SUPPLIED RECORDS:
-*-

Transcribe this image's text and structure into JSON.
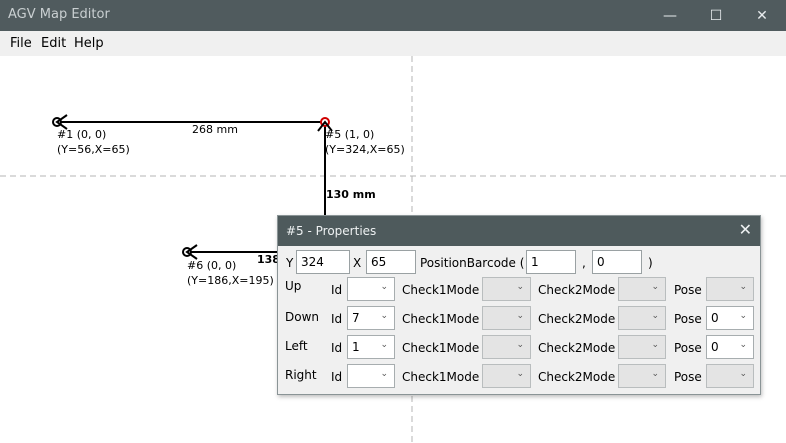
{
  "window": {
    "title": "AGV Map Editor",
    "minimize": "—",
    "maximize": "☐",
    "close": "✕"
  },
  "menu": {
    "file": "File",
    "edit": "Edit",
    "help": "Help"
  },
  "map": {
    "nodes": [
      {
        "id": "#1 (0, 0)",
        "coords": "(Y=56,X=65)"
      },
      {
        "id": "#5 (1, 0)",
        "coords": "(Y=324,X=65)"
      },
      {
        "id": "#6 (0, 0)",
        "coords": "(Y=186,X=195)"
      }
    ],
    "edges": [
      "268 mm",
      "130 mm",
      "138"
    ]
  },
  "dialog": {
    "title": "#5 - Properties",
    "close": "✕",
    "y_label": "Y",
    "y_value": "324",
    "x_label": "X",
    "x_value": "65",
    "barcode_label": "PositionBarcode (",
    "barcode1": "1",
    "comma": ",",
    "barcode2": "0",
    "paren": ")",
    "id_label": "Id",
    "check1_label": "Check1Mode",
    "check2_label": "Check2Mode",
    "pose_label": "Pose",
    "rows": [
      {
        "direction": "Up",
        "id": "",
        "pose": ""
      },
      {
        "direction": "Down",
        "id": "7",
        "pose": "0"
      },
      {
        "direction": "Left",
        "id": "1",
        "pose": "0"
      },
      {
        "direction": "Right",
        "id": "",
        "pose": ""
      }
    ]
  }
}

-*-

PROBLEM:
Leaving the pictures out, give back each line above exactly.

FINAL ANSWER:
Transcribe this image's text and structure into JSON.
{
  "window": {
    "title": "AGV Map Editor",
    "minimize": "—",
    "maximize": "☐",
    "close": "✕"
  },
  "menu": {
    "file": "File",
    "edit": "Edit",
    "help": "Help"
  },
  "map": {
    "nodes": [
      {
        "id": "#1 (0, 0)",
        "coords": "(Y=56,X=65)"
      },
      {
        "id": "#5 (1, 0)",
        "coords": "(Y=324,X=65)"
      },
      {
        "id": "#6 (0, 0)",
        "coords": "(Y=186,X=195)"
      }
    ],
    "edges": [
      "268 mm",
      "130 mm",
      "138"
    ]
  },
  "dialog": {
    "title": "#5 - Properties",
    "close": "✕",
    "y_label": "Y",
    "y_value": "324",
    "x_label": "X",
    "x_value": "65",
    "barcode_label": "PositionBarcode (",
    "barcode1": "1",
    "comma": ",",
    "barcode2": "0",
    "paren": ")",
    "id_label": "Id",
    "check1_label": "Check1Mode",
    "check2_label": "Check2Mode",
    "pose_label": "Pose",
    "rows": [
      {
        "direction": "Up",
        "id": "",
        "pose": ""
      },
      {
        "direction": "Down",
        "id": "7",
        "pose": "0"
      },
      {
        "direction": "Left",
        "id": "1",
        "pose": "0"
      },
      {
        "direction": "Right",
        "id": "",
        "pose": ""
      }
    ]
  }
}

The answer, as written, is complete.